It might be hard to find better all-around tires for the X. The Maxxis tires provided good, forward braking, and directional control in every condition we threw at them.
The 250X brakes are a mixed bag of good and outstanding. The drum rear brake lacks the feel and instant power of a hydraulic disc brake, but as drum brakes go, it’s about as good as it gets and works pretty well. The front hydraulic disc brakes offer superb feel and awesome stopping power. The 250X stops fast, is easy to control on steep downhills, and stoppies are no problem for the experienced rider.
Fit and Finish
Ergonomically, the 250X fits a large number of riders well. Those between 5’0” and 5’6” will feel right at home. Even six feet tall riders have some room to move around. The relationship between the bars, seat, and footpegs is well laid out for casual or aggressive riding. The seat is flat and easy to move around on, but perhaps a touch too firm for long, casual excursions. We’re very happy with the feel and operation of the controls, although the parking brake seems dated and takes two or three hands to activate. Neutral and reverse indicator lights make up the machine’s instrument display, which, in our opinion, is perfect. Sport ATVs don’t need unnecessary frills or distractions that add to their retail price.

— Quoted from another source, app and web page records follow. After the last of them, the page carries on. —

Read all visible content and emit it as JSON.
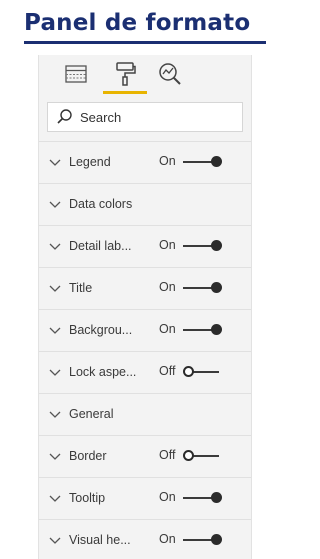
{
  "title": "Panel de formato",
  "colors": {
    "title": "#1b2f72",
    "tab_active": "#e8b400",
    "panel_bg": "#f3f3f3"
  },
  "tabs": [
    {
      "icon": "fields-table-icon",
      "active": false
    },
    {
      "icon": "paint-roller-icon",
      "active": true
    },
    {
      "icon": "analytics-magnifier-icon",
      "active": false
    }
  ],
  "search": {
    "placeholder": "Search",
    "icon": "search-icon"
  },
  "rows": [
    {
      "label": "Legend",
      "toggle": "On"
    },
    {
      "label": "Data colors",
      "toggle": null
    },
    {
      "label": "Detail lab...",
      "toggle": "On"
    },
    {
      "label": "Title",
      "toggle": "On"
    },
    {
      "label": "Backgrou...",
      "toggle": "On"
    },
    {
      "label": "Lock aspe...",
      "toggle": "Off"
    },
    {
      "label": "General",
      "toggle": null
    },
    {
      "label": "Border",
      "toggle": "Off"
    },
    {
      "label": "Tooltip",
      "toggle": "On"
    },
    {
      "label": "Visual he...",
      "toggle": "On"
    }
  ]
}
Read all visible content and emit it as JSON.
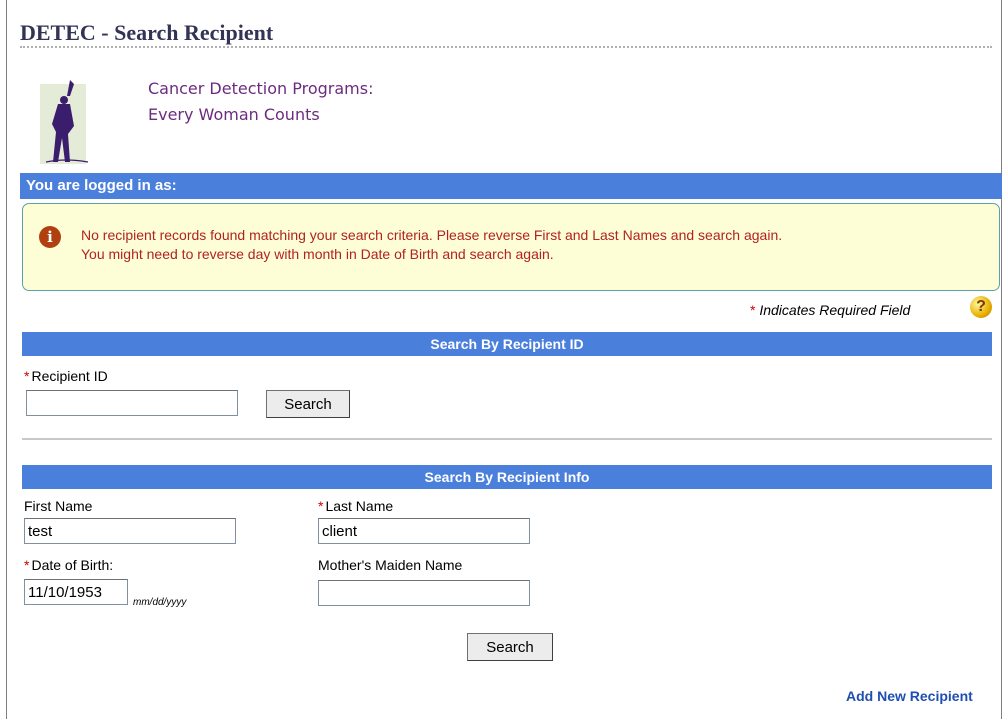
{
  "page": {
    "title": "DETEC - Search Recipient"
  },
  "branding": {
    "line1": "Cancer Detection Programs:",
    "line2": "Every Woman Counts"
  },
  "login_bar": {
    "text": "You are logged in as:"
  },
  "message": {
    "icon": "info-icon",
    "line1": "No recipient records found matching your search criteria. Please reverse First and Last Names and search again.",
    "line2": "You might need to reverse day with month in Date of Birth and search again."
  },
  "required_note": {
    "star": "*",
    "text": "Indicates Required Field",
    "help_icon": "?"
  },
  "search_by_id": {
    "header": "Search By Recipient ID",
    "recipient_id_label": "Recipient ID",
    "recipient_id_value": "",
    "search_button": "Search"
  },
  "search_by_info": {
    "header": "Search By Recipient Info",
    "first_name_label": "First Name",
    "first_name_value": "test",
    "last_name_label": "Last Name",
    "last_name_value": "client",
    "dob_label": "Date of Birth:",
    "dob_value": "11/10/1953",
    "dob_hint": "mm/dd/yyyy",
    "maiden_name_label": "Mother's Maiden Name",
    "maiden_name_value": "",
    "search_button": "Search"
  },
  "footer": {
    "add_new_link": "Add New Recipient"
  },
  "colors": {
    "bar_blue": "#4a7fdc",
    "message_red": "#b22222",
    "brand_purple": "#6d2b80",
    "required_star": "#d00000",
    "link_blue": "#1f4fb0"
  }
}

The 250X is rather low maintenance. The air filter can be accessed with no tools and removed with a Philips Head screw driver. Keep it and the oil clean, and the TRX250X should provide years of trouble-free operation. Honda is known for their exceptional quality and durability, and the 250X has proven to live up to the brand’s reputation for more than a decade.
Dollars and Sense
Unlike most of the other entry-level sport machines in recent history, Honda builds the 250X in house, in their US manufacturing facility in South Carolina, helping ensure quality of craftsmanship and American jobs! The black and white model 250X retails for $4,699, with the red and white SE model we tested listing for $4,899. The base price is at the higher end of the segment, yet it’s affordable enough that a young rider could conceivably save up and purchase one without financing. A family could buy three 250X or two 250X and a 400X or 450R for dad for less than the price of most four-seat UTVs and no one will get stuck in the back seat.
At the end of the day, a great entry-level sport ATV needs to feel quick, handle light and predictably, be extremely durable, and come at a price most enthusiasts can afford. The 2016 Honda TRX250X offers all of that.
The TRX250X is a great, first sport quad for inexperienced off-road enthusiasts. It’s a good option for a teen looking to gain experience before moving up in a machine. Most wives or girlfriends could enjoy it nearly forever. What’s best is that the 250X is one of those ATVs that’s always nice to have around as nearly anyone can have a great time riding it, and that’s really what Honda’s TRX250X is all about.
Model: 2016 TRX250X
MSRP: Base Model $4,699, SE $4,899
CHASSIS / SUSPENSION / BRAKES
FACTORY WARRANTY INFORMATION
2016 Honda TRX250X Test Ratings
Summary: At the end of the day, a great entry-level sport ATV needs to feel quick, handle light and predictably, be extremely durable, and come at a price most enthusiasts can afford. The 2016 Honda TRX250X offers all of that.